The gap year, she says, “gave me time to figure out who I am without the confinements of the academic structure.” Nass graduated from Allegheny College with degrees in Spanish and global health, and went for certification to teach English as a foreign language. She now lives and teaches English in Medellìn, Colombia.
Paul Butler, another MLHS 2013 grad, found himself feeling “a bit burnt out” toward the end of junior year with intensive coursework, and was considering his post-high school options. With his parents’ encouragement he too visited the Gap Year Fair in D.C., looked at Where There Be Dragons, and eventually signed on.
Some parents of his age contemporaries were “slightly horrified,” he says. But Butler got good recommendations and encouragement from his teachers; he was accepted at Brown University on deferred admission.
His Dragons group experience took him to Cambodia, China, and Laos for two and a half months, staying with host families, seeing the sights, hiking and exploring. Then Butler headed to an organic vineyard in New Zealand to work 15 hours per week for room and board through Worldwide Opportunities on Organic Farms (WWOOF.)

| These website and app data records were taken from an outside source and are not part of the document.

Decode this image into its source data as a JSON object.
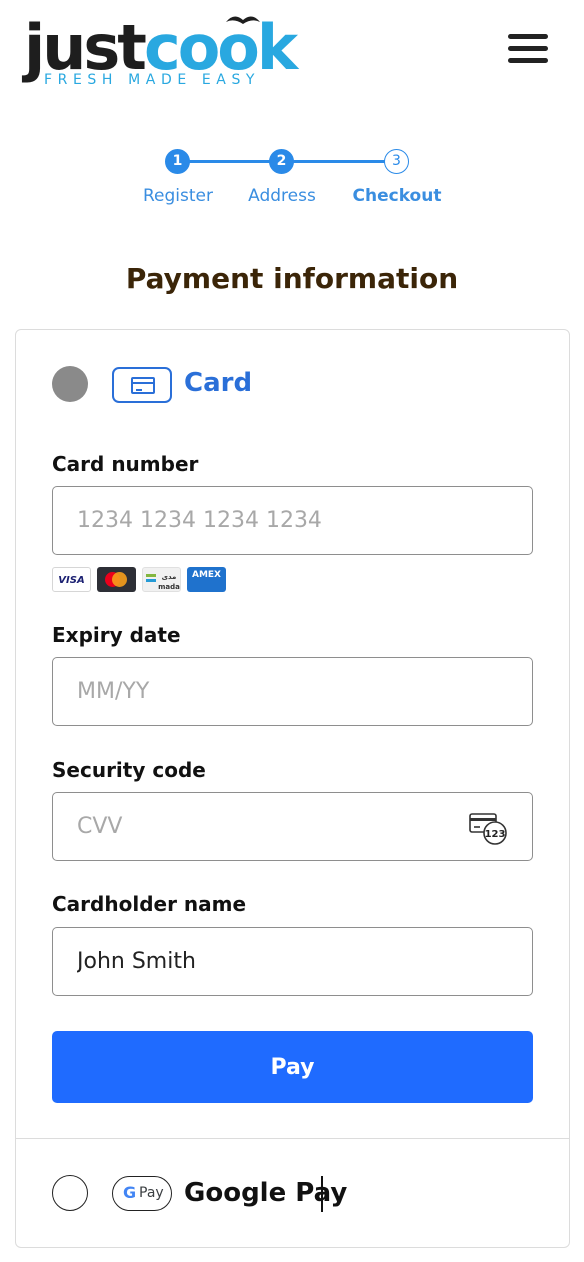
{
  "header": {
    "logo_just": "just",
    "logo_cook": "cook",
    "logo_tagline": "FRESH MADE EASY",
    "menu_icon": "hamburger-menu-icon"
  },
  "stepper": {
    "steps": [
      {
        "number": "1",
        "label": "Register",
        "state": "completed"
      },
      {
        "number": "2",
        "label": "Address",
        "state": "completed"
      },
      {
        "number": "3",
        "label": "Checkout",
        "state": "current"
      }
    ],
    "accent_color": "#2a8ae8"
  },
  "page_title": "Payment information",
  "payment": {
    "card": {
      "selected": true,
      "icon": "credit-card-icon",
      "label": "Card",
      "card_number": {
        "label": "Card number",
        "placeholder": "1234 1234 1234 1234",
        "value": ""
      },
      "brands": {
        "visa": "VISA",
        "mastercard": "mastercard",
        "mada": "مدى mada",
        "amex": "AMEX"
      },
      "expiry": {
        "label": "Expiry date",
        "placeholder": "MM/YY",
        "value": ""
      },
      "security_code": {
        "label": "Security code",
        "placeholder": "CVV",
        "value": "",
        "icon": "cvv-card-icon",
        "icon_text": "123"
      },
      "cardholder": {
        "label": "Cardholder name",
        "placeholder": "",
        "value": "John Smith"
      },
      "pay_button": "Pay",
      "pay_color": "#1f6bff"
    },
    "google_pay": {
      "selected": false,
      "icon": "google-pay-icon",
      "badge_g": "G",
      "badge_pay": "Pay",
      "label": "Google Pay"
    }
  }
}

Butler spent about four months Down Under, returned home, and worked as an SAT tutor until he headed to Brown where he studied public policy. He now works as a strategic researcher in the New York office of the Change to Win Coalition of the Federation of Labor Unions. All in all, Butler says he grew a lot more confident because of his overseas travel and work experience. He offers two suggestions: “If you are thinking of college, definitely apply and defer admission. There’s not much of a downside; you won’t miss much.” He recommended the WWOOF experience “as a fun way to work and travel without much money.”
KEEP IT SIMPLE
Not all meaningful travel experiences have to take place overseas. Ask Rachel Calvetti, a homeschooled 2017 high school grad who signed on for five weeks of backcountry hiking, backpacking and wilderness camping in Wyoming through A Purposeful Year organized through the Coalition for Christian Outreach, headquartered in Pittsburgh. No cell phones (the instructors carried them for emergencies), no social media, and 12 students and five instructors hiked six or seven miles per day, carrying all equipment in their packs in the rain and the dark. They chatted in fire circles by night and worked together by day to carve out and set up a campsite. They learned wilderness first aid and how to read a topographic map. Calvetti learned the Tyrolean Traverse one evening—using a zipline to cross a raging river. And she learned how to really depend on and trust her companions. “The experience gives you a perspective on what you really need vs. what you want,” she says. “Our needs are really simple: food, water, a place to sleep and people to care about.” Calvetti returned from her backcountry adventure ready to attend Waynesburg University to study nursing, a career she’s considered for a long time.
“I wish every college student could do this,” she says. “It’s not just about you. It’s about becoming purposeful in caring about other people.”
COSTS vs. BENEFITS
Pete DiNardo, Mt. Lebanon High School social studies and history teacher, was the beneficiary of a meaningful post-college travel experience with the Jesuit Volunteer Corps. “It was transformative,” he says.
The steep expense of some organized gap year experiences puts them out of reach for many students. “Sadly, this is becoming more and more the case,” he says. ”But I have also had the Rotary Club sponsor kids.”
Still, Dinardo says “I find that the gap year veteran enters college far better prepared and far more ready to learn with a focus. In a world that demands being able to work and live in diverse settings, gap years take that privileged person and most often immerses them in a never-before-experienced setting. Handling that stress and new reality is a sign that one can handle change and that one honors and desires diversity.”